Most unusual portrayal by artist M. Granville Smith of women playing rugby football before a crowd in 1894. Puzzle (along with the two of us and leading American jigsaw puzzle expert, Anne Williams) was featured on PBS History Detectives in July 2003 exposing scene as a fantasy. Picture was centerfold in 1894 football issue of Truth, a risqué magazine designed to "titillate gentlemen" in the 1890s. Scenes depicting the "Gibson girl" (lovely women performing unusual, athletic, adventurous activities) form one of our most popular special collections. Cut along color lines.
Very unusual with double scenes from Ludovici’s Dickens coaching series: "D14 The Pickwickians Leave the Golden Cross for Rochester" (top), "D16 The Pickwickians Arrive at Eatanswill" (bottom). Scenes are based on Dickens' Pickwick Papers. Cut with 48 figure pieces. Only multiple Zag-Zaw of Ludovici’s Dickens coaching scenes known to exist. We collect all 16 of his scenes cut individually into puzzles by Parker Brothers and Raphael Tuck and displayed in the giant Full of the Dickens puzzle in this exhibit.
Unknown artist has taken liberty with Shakespeare’s Othello to portray the evil Iago (instead of his wife, Emilia) stealing Desdemona’s handkerchief. Puzzle was part of the “Shakespeare in American Life” exhibition celebrating the 175th anniversary of the Folger Shakespeare Library in Washington, DC 2007. Someday soon, our collection of Shakespeare scene puzzles will go to the Folger.
Double cut so multiple pieces fit into 2 places, color line cut, altogether a dastardly puzzle! Artist is M. Malony. A big restoration job for Bob with 11 replacement pieces. The story from Greek mythology is: as condition to end the conflict between Athens and Crete, Athens had to pay a yearly tribute of 14 youths to be fed to the Minotaur which Minos, King of Crete, housed in a labyrinth on Crete. Athenian hero Theseus pledged to his father, Argeus, King of Athens, that he would kill the Minotaur and free his people from the wrath of Minos. Theseus went to Crete where Ariadne, daughter of King Minos, fell in love with him and gave Theseus a ball of silk thread to unwind through the endless maze of wandering paths in the labyrinth. Theseus slayed the Minotaur (he has just mortally wounded the beast), followed the thread out (note ball of thread in his hand) and set sail for Athens with Ariadne, freeing Athens from the yearly tribute.
Wonderful sympathetic portrayal of an elderly Black couple, also by the artist Harry Roseland, suggesting he was “ahead of his time” with his view of Black people. Color line cut from solid wood.
Strong appeal of this scene by unknown artist makes a very special puzzle.
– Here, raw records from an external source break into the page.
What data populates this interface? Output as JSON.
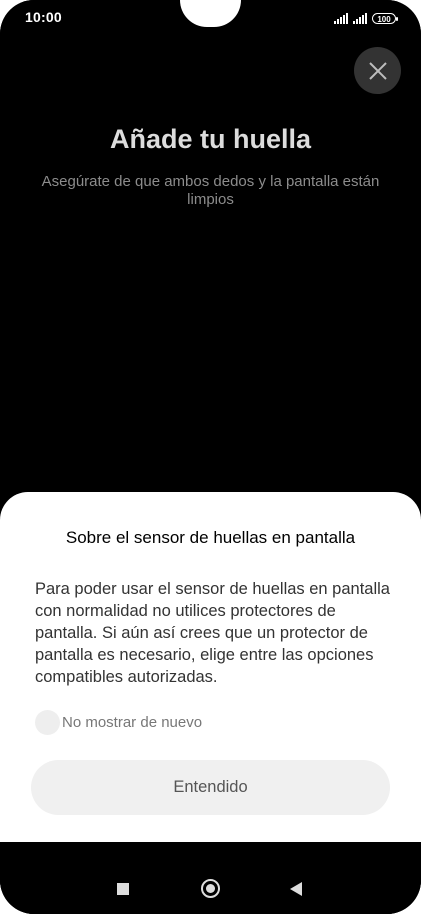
{
  "status_bar": {
    "time": "10:00",
    "battery": "100"
  },
  "page": {
    "title": "Añade tu huella",
    "subtitle": "Asegúrate de que ambos dedos y la pantalla están limpios"
  },
  "dialog": {
    "title": "Sobre el sensor de huellas en pantalla",
    "body": "Para poder usar el sensor de huellas en pantalla con normalidad no utilices protectores de pantalla. Si aún así crees que un protector de pantalla es necesario, elige entre las opciones compatibles autorizadas.",
    "checkbox_label": "No mostrar de nuevo",
    "checkbox_checked": false,
    "button_label": "Entendido"
  },
  "icons": {
    "close": "close-icon",
    "recents": "square-icon",
    "home": "circle-icon",
    "back": "back-triangle-icon"
  },
  "colors": {
    "background": "#000000",
    "sheet": "#ffffff",
    "button": "#f0f0f0"
  }
}
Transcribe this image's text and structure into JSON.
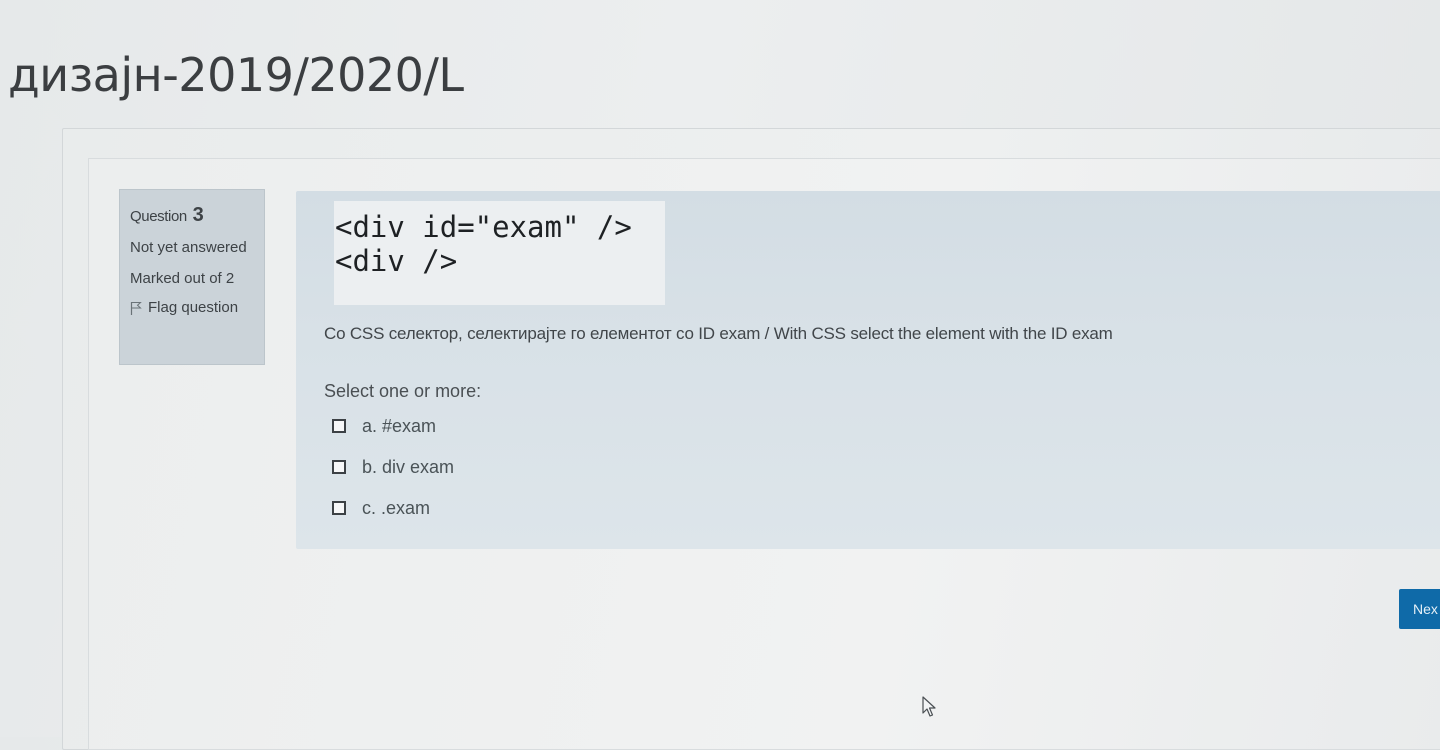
{
  "page": {
    "title": "дизајн-2019/2020/L"
  },
  "question_info": {
    "question_label": "Question",
    "question_number": "3",
    "state": "Not yet answered",
    "marks": "Marked out of 2",
    "flag_label": "Flag question",
    "flag_icon": "flag-icon"
  },
  "question": {
    "code_lines": [
      "<div id=\"exam\" />",
      "<div />"
    ],
    "text": "Со CSS селектор, селектирајте го елементот со ID exam / With CSS select the element with the ID exam",
    "prompt": "Select one or more:",
    "answers": [
      {
        "label": "a. #exam",
        "checked": false
      },
      {
        "label": "b. div exam",
        "checked": false
      },
      {
        "label": "c. .exam",
        "checked": false
      }
    ]
  },
  "navigation": {
    "next_label": "Nex"
  },
  "colors": {
    "info_panel": "#cbd3d9",
    "content_panel": "#d8e1e7",
    "primary_button": "#0f6aa8"
  }
}
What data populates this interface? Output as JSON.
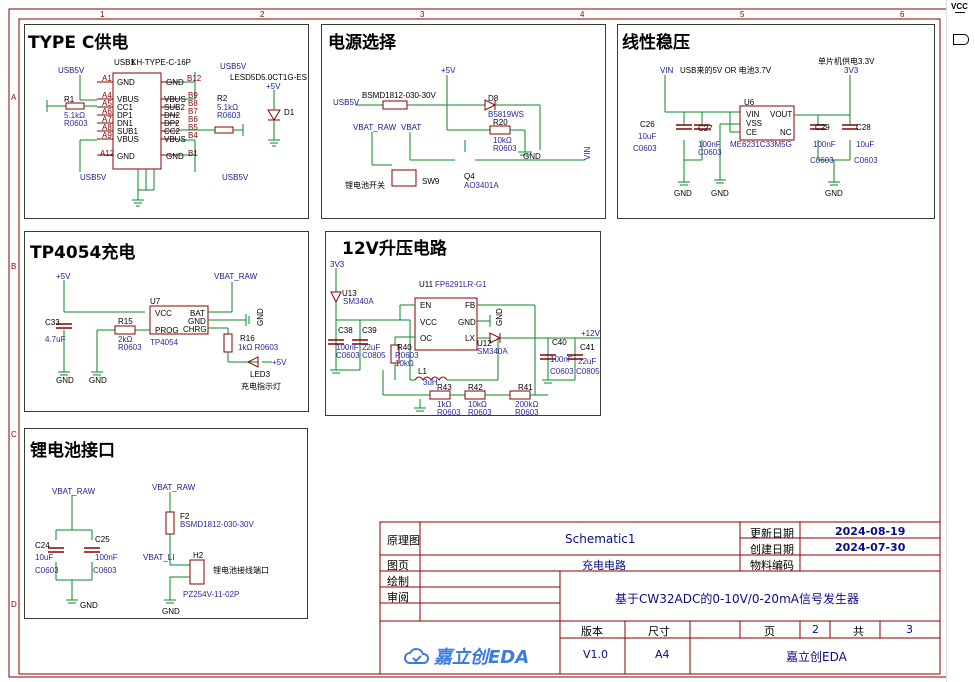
{
  "sections": {
    "typec": "TYPE C供电",
    "power_select": "电源选择",
    "ldo": "线性稳压",
    "charger": "TP4054充电",
    "boost": "12V升压电路",
    "battery": "锂电池接口"
  },
  "typec": {
    "usb_ref": "USB1",
    "usb_part": "KH-TYPE-C-16P",
    "net_usb5v_a": "USB5V",
    "net_usb5v_b": "USB5V",
    "net_usb5v_c": "USB5V",
    "net_usb5v_d": "USB5V",
    "pins_left": [
      "A1",
      "A4",
      "A5",
      "A6",
      "A7",
      "A8",
      "A9",
      "A12"
    ],
    "labels_left": [
      "GND",
      "VBUS",
      "CC1",
      "DP1",
      "DN1",
      "SUB1",
      "VBUS",
      "GND"
    ],
    "pins_right": [
      "B12",
      "B9",
      "B8",
      "B7",
      "B6",
      "B5",
      "B4",
      "B1"
    ],
    "labels_right": [
      "GND",
      "VBUS",
      "SUB2",
      "DN2",
      "DP2",
      "CC2",
      "VBUS",
      "GND"
    ],
    "r1_ref": "R1",
    "r1_val": "5.1kΩ",
    "r1_pkg": "R0603",
    "r2_ref": "R2",
    "r2_val": "5.1kΩ",
    "r2_pkg": "R0603",
    "d1_ref": "D1",
    "d1_part": "LESD5D5.0CT1G-ES",
    "net_5v": "+5V"
  },
  "power_select": {
    "net_5v": "+5V",
    "f_part": "BSMD1812-030-30V",
    "net_usb5v": "USB5V",
    "d8_ref": "D8",
    "d8_part": "B5819WS",
    "r20_ref": "R20",
    "r20_val": "10kΩ",
    "r20_pkg": "R0603",
    "net_vbat_raw": "VBAT_RAW",
    "net_vbat": "VBAT",
    "gnd": "GND",
    "q4_ref": "Q4",
    "q4_part": "AO3401A",
    "sw_ref": "SW9",
    "sw_label": "锂电池开关",
    "net_vin": "VIN"
  },
  "ldo": {
    "net_vin": "VIN",
    "note_in": "USB来的5V OR 电池3.7V",
    "note_out": "单片机供电3.3V",
    "net_3v3": "3V3",
    "u_ref": "U6",
    "u_part": "ME6231C33M5G",
    "pins": [
      "VIN",
      "VSS",
      "CE",
      "VOUT",
      "NC"
    ],
    "c26_ref": "C26",
    "c26_val": "10uF",
    "c26_pkg": "C0603",
    "c27_ref": "C27",
    "c27_val": "100nF",
    "c27_pkg": "C0603",
    "c29_ref": "C29",
    "c29_val": "100nF",
    "c29_pkg": "C0603",
    "c28_ref": "C28",
    "c28_val": "10uF",
    "c28_pkg": "C0603",
    "gnd": "GND"
  },
  "charger": {
    "net_5v": "+5V",
    "net_vbat_raw": "VBAT_RAW",
    "u_ref": "U7",
    "u_part": "TP4054",
    "pins": [
      "VCC",
      "PROG",
      "BAT",
      "GND",
      "CHRG"
    ],
    "c33_ref": "C33",
    "c33_val": "4.7uF",
    "r15_ref": "R15",
    "r15_val": "2kΩ",
    "r15_pkg": "R0603",
    "r16_ref": "R16",
    "r16_val": "1kΩ R0603",
    "led_ref": "LED3",
    "led_label": "充电指示灯",
    "gnd": "GND"
  },
  "boost": {
    "net_3v3": "3V3",
    "u13_ref": "U13",
    "u13_part": "SM340A",
    "u11_ref": "U11",
    "u11_part": "FP6291LR-G1",
    "pins": [
      "EN",
      "VCC",
      "OC",
      "FB",
      "GND",
      "LX"
    ],
    "c38_ref": "C38",
    "c38_val": "100nF",
    "c38_pkg": "C0603",
    "c39_ref": "C39",
    "c39_val": "22uF",
    "c39_pkg": "C0805",
    "r40_ref": "R40",
    "r40_pkg": "R0603",
    "r40_val": "10kΩ",
    "l1_ref": "L1",
    "l1_val": "3uH",
    "u12_ref": "U12",
    "u12_part": "SM340A",
    "r43_ref": "R43",
    "r43_val": "1kΩ",
    "r43_pkg": "R0603",
    "r42_ref": "R42",
    "r42_val": "10kΩ",
    "r42_pkg": "R0603",
    "r41_ref": "R41",
    "r41_val": "200kΩ",
    "r41_pkg": "R0603",
    "c40_ref": "C40",
    "c40_val": "100nF",
    "c40_pkg": "C0603",
    "c41_ref": "C41",
    "c41_val": "22uF",
    "c41_pkg": "C0805",
    "net_12v": "+12V",
    "gnd": "GND"
  },
  "battery": {
    "net_vbat_raw_a": "VBAT_RAW",
    "net_vbat_raw_b": "VBAT_RAW",
    "c24_ref": "C24",
    "c24_val": "10uF",
    "c24_pkg": "C0603",
    "c25_ref": "C25",
    "c25_val": "100nF",
    "c25_pkg": "C0603",
    "f2_ref": "F2",
    "f2_part": "BSMD1812-030-30V",
    "net_vbat_li": "VBAT_LI",
    "h2_ref": "H2",
    "h2_label": "锂电池接线端口",
    "h2_part": "PZ254V-11-02P",
    "gnd": "GND"
  },
  "title_block": {
    "schematic_label": "原理图",
    "schematic_value": "Schematic1",
    "page_label": "图页",
    "page_value": "充电电路",
    "draw_label": "绘制",
    "review_label": "审阅",
    "updated_label": "更新日期",
    "updated_value": "2024-08-19",
    "created_label": "创建日期",
    "created_value": "2024-07-30",
    "material_label": "物料编码",
    "project_title": "基于CW32ADC的0-10V/0-20mA信号发生器",
    "version_label": "版本",
    "version_value": "V1.0",
    "size_label": "尺寸",
    "size_value": "A4",
    "page_num_label": "页",
    "page_num_value": "2",
    "total_label": "共",
    "total_value": "3",
    "brand": "嘉立创EDA",
    "logo_text": "嘉立创EDA"
  },
  "side_panel": {
    "vcc_label": "VCC"
  },
  "frame_markers": {
    "rows": [
      "A",
      "B",
      "C",
      "D"
    ],
    "cols": [
      "1",
      "2",
      "3",
      "4",
      "5",
      "6"
    ]
  }
}
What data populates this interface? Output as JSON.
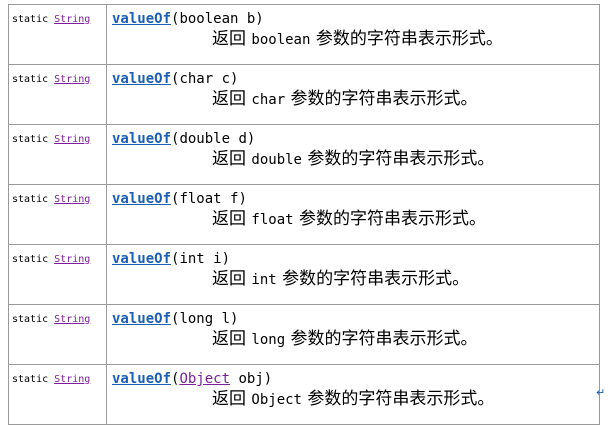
{
  "rows": [
    {
      "modifier": "static",
      "return_type": "String",
      "method": "valueOf",
      "params_pre": "(boolean b)",
      "param_link": "",
      "params_post": "",
      "desc_prefix": "返回",
      "desc_type": "boolean",
      "desc_suffix": "参数的字符串表示形式。"
    },
    {
      "modifier": "static",
      "return_type": "String",
      "method": "valueOf",
      "params_pre": "(char c)",
      "param_link": "",
      "params_post": "",
      "desc_prefix": "返回",
      "desc_type": "char",
      "desc_suffix": "参数的字符串表示形式。"
    },
    {
      "modifier": "static",
      "return_type": "String",
      "method": "valueOf",
      "params_pre": "(double d)",
      "param_link": "",
      "params_post": "",
      "desc_prefix": "返回",
      "desc_type": "double",
      "desc_suffix": "参数的字符串表示形式。"
    },
    {
      "modifier": "static",
      "return_type": "String",
      "method": "valueOf",
      "params_pre": "(float f)",
      "param_link": "",
      "params_post": "",
      "desc_prefix": "返回",
      "desc_type": "float",
      "desc_suffix": "参数的字符串表示形式。"
    },
    {
      "modifier": "static",
      "return_type": "String",
      "method": "valueOf",
      "params_pre": "(int i)",
      "param_link": "",
      "params_post": "",
      "desc_prefix": "返回",
      "desc_type": "int",
      "desc_suffix": "参数的字符串表示形式。"
    },
    {
      "modifier": "static",
      "return_type": "String",
      "method": "valueOf",
      "params_pre": "(long l)",
      "param_link": "",
      "params_post": "",
      "desc_prefix": "返回",
      "desc_type": "long",
      "desc_suffix": "参数的字符串表示形式。"
    },
    {
      "modifier": "static",
      "return_type": "String",
      "method": "valueOf",
      "params_pre": "(",
      "param_link": "Object",
      "params_post": " obj)",
      "desc_prefix": "返回",
      "desc_type": "Object",
      "desc_suffix": "参数的字符串表示形式。"
    }
  ]
}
Puzzle maker Clara Rawson had impeccable taste for artwork. Solid wood, cut extensively along color lines. This puzzle came with 7 “so-so” replacement pieces, replaced by me because the scene is so appealing. Can you find any?